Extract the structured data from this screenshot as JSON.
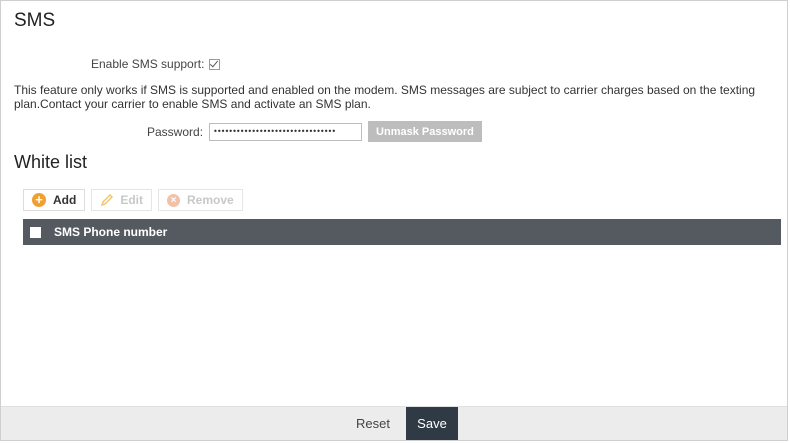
{
  "header": {
    "title": "SMS"
  },
  "sms": {
    "enable_label": "Enable SMS support:",
    "enabled": true,
    "info_text": "This feature only works if SMS is supported and enabled on the modem. SMS messages are subject to carrier charges based on the texting plan.Contact your carrier to enable SMS and activate an SMS plan.",
    "password_label": "Password:",
    "password_value": "••••••••••••••••••••••••••••••••",
    "unmask_label": "Unmask Password"
  },
  "whitelist": {
    "title": "White list",
    "toolbar": {
      "add_label": "Add",
      "edit_label": "Edit",
      "remove_label": "Remove"
    },
    "table": {
      "column_header": "SMS Phone number",
      "rows": []
    }
  },
  "footer": {
    "reset_label": "Reset",
    "save_label": "Save"
  },
  "colors": {
    "header_bar": "#555a60",
    "save_button": "#2f3a45",
    "add_icon": "#f0a030",
    "remove_icon": "#f3c0a8"
  },
  "icons": {
    "add": "plus-circle-icon",
    "edit": "pencil-icon",
    "remove": "x-circle-icon",
    "enable_check": "checkbox-checked-icon"
  }
}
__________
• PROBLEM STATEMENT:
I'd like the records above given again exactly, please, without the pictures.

• OUTPUT:
Extract the structured data from this screenshot as JSON.
{
  "header": {
    "title": "SMS"
  },
  "sms": {
    "enable_label": "Enable SMS support:",
    "enabled": true,
    "info_text": "This feature only works if SMS is supported and enabled on the modem. SMS messages are subject to carrier charges based on the texting plan.Contact your carrier to enable SMS and activate an SMS plan.",
    "password_label": "Password:",
    "password_value": "••••••••••••••••••••••••••••••••",
    "unmask_label": "Unmask Password"
  },
  "whitelist": {
    "title": "White list",
    "toolbar": {
      "add_label": "Add",
      "edit_label": "Edit",
      "remove_label": "Remove"
    },
    "table": {
      "column_header": "SMS Phone number",
      "rows": []
    }
  },
  "footer": {
    "reset_label": "Reset",
    "save_label": "Save"
  },
  "colors": {
    "header_bar": "#555a60",
    "save_button": "#2f3a45",
    "add_icon": "#f0a030",
    "remove_icon": "#f3c0a8"
  },
  "icons": {
    "add": "plus-circle-icon",
    "edit": "pencil-icon",
    "remove": "x-circle-icon",
    "enable_check": "checkbox-checked-icon"
  }
}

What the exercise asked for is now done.